There are lots of ways to answer that so let me take a few stabs at that question:
- I think it's often helpful to define terms and so I would ask, "What does it mean to help someone?" Is helping them doing what they ask of you or is it doing what will lead to true freedom? If the victim in Jesus' parable was able to talk and they asked you to carry them rather than put them on the donkey, would that truly help them? Probably not because it would overwhelm you so much that you too might be lying beside the road near death.
- Because this question is so tricky it requires significant input from both God and wise counselors. So it's not a time to isolate and try to solve things on your own. People who like to be enabled are great at manipulating you through guilt so it's important to have clear voices speaking truth into your situation and not letting someone pull your strings. The more wisdom we receive the less conflicted we feel.
- Shame based people are easily manipulated because they feel like they aren't good enough and maybe if they try to help lots of people with their problems they'll prove that they really are good enough and get the approval that they've always wanted. That's a black hole. Don't go there! If you recognize that shame is an issue in your life I'd get counseling for that before I tried to solve the world's problems.
- Finally, I think you have to assess the fruit of your "help". If the person you are "helping" isn't getting any better, then maybe you aren't helping them after all, only enabling their bad behavior. Some times we help by doing nothing or doing the opposite of what seems like help (calling the police, exposing a problem, etc.)

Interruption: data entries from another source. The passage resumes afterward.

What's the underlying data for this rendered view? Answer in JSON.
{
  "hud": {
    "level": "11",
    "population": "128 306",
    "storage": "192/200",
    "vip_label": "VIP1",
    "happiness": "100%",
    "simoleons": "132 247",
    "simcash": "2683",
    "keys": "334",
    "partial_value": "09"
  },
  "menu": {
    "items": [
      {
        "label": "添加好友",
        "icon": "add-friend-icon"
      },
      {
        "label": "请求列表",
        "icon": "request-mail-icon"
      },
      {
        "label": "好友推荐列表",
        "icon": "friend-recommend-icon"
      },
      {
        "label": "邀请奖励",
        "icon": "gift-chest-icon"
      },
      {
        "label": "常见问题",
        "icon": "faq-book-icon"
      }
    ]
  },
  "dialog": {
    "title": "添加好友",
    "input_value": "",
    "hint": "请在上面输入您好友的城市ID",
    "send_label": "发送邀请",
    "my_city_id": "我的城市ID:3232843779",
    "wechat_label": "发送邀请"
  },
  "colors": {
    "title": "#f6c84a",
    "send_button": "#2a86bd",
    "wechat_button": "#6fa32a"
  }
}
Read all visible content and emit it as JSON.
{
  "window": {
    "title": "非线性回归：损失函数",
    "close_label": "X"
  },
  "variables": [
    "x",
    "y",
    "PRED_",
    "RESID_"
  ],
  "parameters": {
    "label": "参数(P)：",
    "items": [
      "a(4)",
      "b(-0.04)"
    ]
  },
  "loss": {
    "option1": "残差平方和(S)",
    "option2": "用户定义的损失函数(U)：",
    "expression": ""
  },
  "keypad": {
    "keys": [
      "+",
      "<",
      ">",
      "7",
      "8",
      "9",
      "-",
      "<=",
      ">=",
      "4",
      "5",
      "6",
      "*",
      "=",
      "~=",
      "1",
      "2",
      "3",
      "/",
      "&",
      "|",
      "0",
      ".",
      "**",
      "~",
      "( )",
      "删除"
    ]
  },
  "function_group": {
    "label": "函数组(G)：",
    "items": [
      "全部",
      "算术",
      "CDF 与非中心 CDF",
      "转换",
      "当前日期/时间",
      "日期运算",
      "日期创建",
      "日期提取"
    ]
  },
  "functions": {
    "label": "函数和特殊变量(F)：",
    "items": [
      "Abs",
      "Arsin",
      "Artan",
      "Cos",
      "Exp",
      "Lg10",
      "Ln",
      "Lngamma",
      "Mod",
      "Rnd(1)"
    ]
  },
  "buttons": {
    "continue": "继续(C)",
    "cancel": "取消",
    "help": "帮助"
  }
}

There are no easy answers to the conflict that often comes with trying to help someone. Jesus taught us that it's always the right thing to do to help others in need, just make sure that you are truly helping them and not making matters worse.